Product prices and availability are accurate as of 2019-02-17 01:44:02 UTC and are subject to change. Any price and availability information displayed on http://www.amazon.com/ at the time of purchase will apply to the purchase of this product.
CERTAIN CONTENT THAT APPEARS ON THIS SITE COMES FROM AMAZON SERVICES LLC. THIS CONTENT IS PROVIDED 'AS IS' AND IS SUBJECT TO CHANGE OR REMOVAL AT ANY TIME.
Social Network Theory and Educational Change offers a provocative and fascinating exploration of how social networks in schools can impede or facilitate the work of education reform. Drawing on the work of leading scholars, the book comprises a series of studies examining networks among teachers and school leaders, contrasting formal and informal organizational structures, and exploring the mechanisms by which ideas, information, and influence flow from person to person and group to group. The case studies provided in the book reflect a rich variety of approaches and methodologies, showcasing the range and power of this dynamic new mode of analysis. An introductory chapter places social network theory in context and explains the basic tools and concepts, while a concluding chapter points toward new directions in the field. Taken together, they make a powerful statement: that the success or failure of education reform ultimately is not solely the result of technical plans and blueprints, but of the relational ties that support or constrain the pace, depth, and direction of change.
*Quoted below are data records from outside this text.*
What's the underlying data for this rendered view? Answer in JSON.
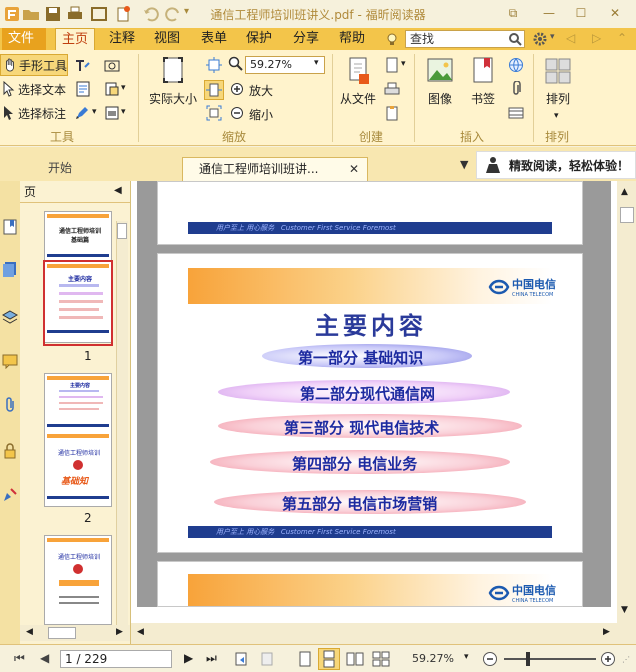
{
  "window": {
    "title": "通信工程师培训班讲义.pdf - 福昕阅读器",
    "controls": [
      "restore",
      "minimize",
      "maximize",
      "close"
    ]
  },
  "menubar": {
    "items": [
      "文件",
      "主页",
      "注释",
      "视图",
      "表单",
      "保护",
      "分享",
      "帮助"
    ],
    "active": "主页",
    "search_value": "查找"
  },
  "ribbon": {
    "tools": {
      "hand": "手形工具",
      "select_text": "选择文本",
      "select_annot": "选择标注",
      "label": "工具"
    },
    "zoom": {
      "actual_size": "实际大小",
      "value": "59.27%",
      "zoom_in": "放大",
      "zoom_out": "缩小",
      "label": "缩放"
    },
    "create": {
      "from_file": "从文件",
      "label": "创建"
    },
    "insert": {
      "image": "图像",
      "bookmark": "书签",
      "label": "插入"
    },
    "arrange": {
      "arrange": "排列",
      "label": "排列"
    }
  },
  "tabs": {
    "start": "开始",
    "doc": "通信工程师培训班讲...",
    "promo": "精致阅读，轻松体验！"
  },
  "thumbpanel": {
    "header": "页",
    "pages": [
      "1",
      "2"
    ],
    "thumb1_title": "通信工程师培训",
    "thumb1_sub": "基础篇",
    "thumb2_title": "主要内容",
    "thumb3_title": "通信工程师培训",
    "thumb3_sub": "基础知",
    "thumb4_title": "通信工程师培训"
  },
  "document": {
    "footer_slogan": "用户至上  用心服务",
    "footer_english": "Customer First Service Foremost",
    "logo_cn": "中国电信",
    "logo_en": "CHINA TELECOM",
    "slide_title": "主要内容",
    "items": [
      "第一部分  基础知识",
      "第二部分现代通信网",
      "第三部分  现代电信技术",
      "第四部分  电信业务",
      "第五部分  电信市场营销"
    ]
  },
  "statusbar": {
    "page_value": "1 / 229",
    "zoom": "59.27%"
  },
  "colors": {
    "menu_bg": "#f3c54a",
    "ribbon_bg": "#fff3cc",
    "accent": "#c04010",
    "slide_blue": "#1c2aa0",
    "footer_blue": "#1f3d8f"
  }
}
This unique volume provides an invaluable introduction to an emerging and increasingly important field of education research.
Contributors Include: Stephen P. Borgatti and Brandon Ofem; Cynthia E. Coburn, Linda Choi, and Willow Mata; Allison Atteberry and Anthony S. Bryk; Russell P. Cole and Elliot H. Weinbaum; Nienke M. Moolenaar and Peter Sleegers; Kira J. Baker-Doyle and Susan A. Yoon; James P. Spillane, Kaleen Healey, and Chong Min Kim; William R. Penuel, Kenneth A. Frank, and Ann Krause; Kara Finnigan and Alan J. Daly; Julie M. Hite, Steven J. Hite, Christopher B. Mugimu, and Yusuf Nsubuga; Kenneth A. Frank, Chong Min Kim, and Dale Belman; Jorge Ávila de Lima.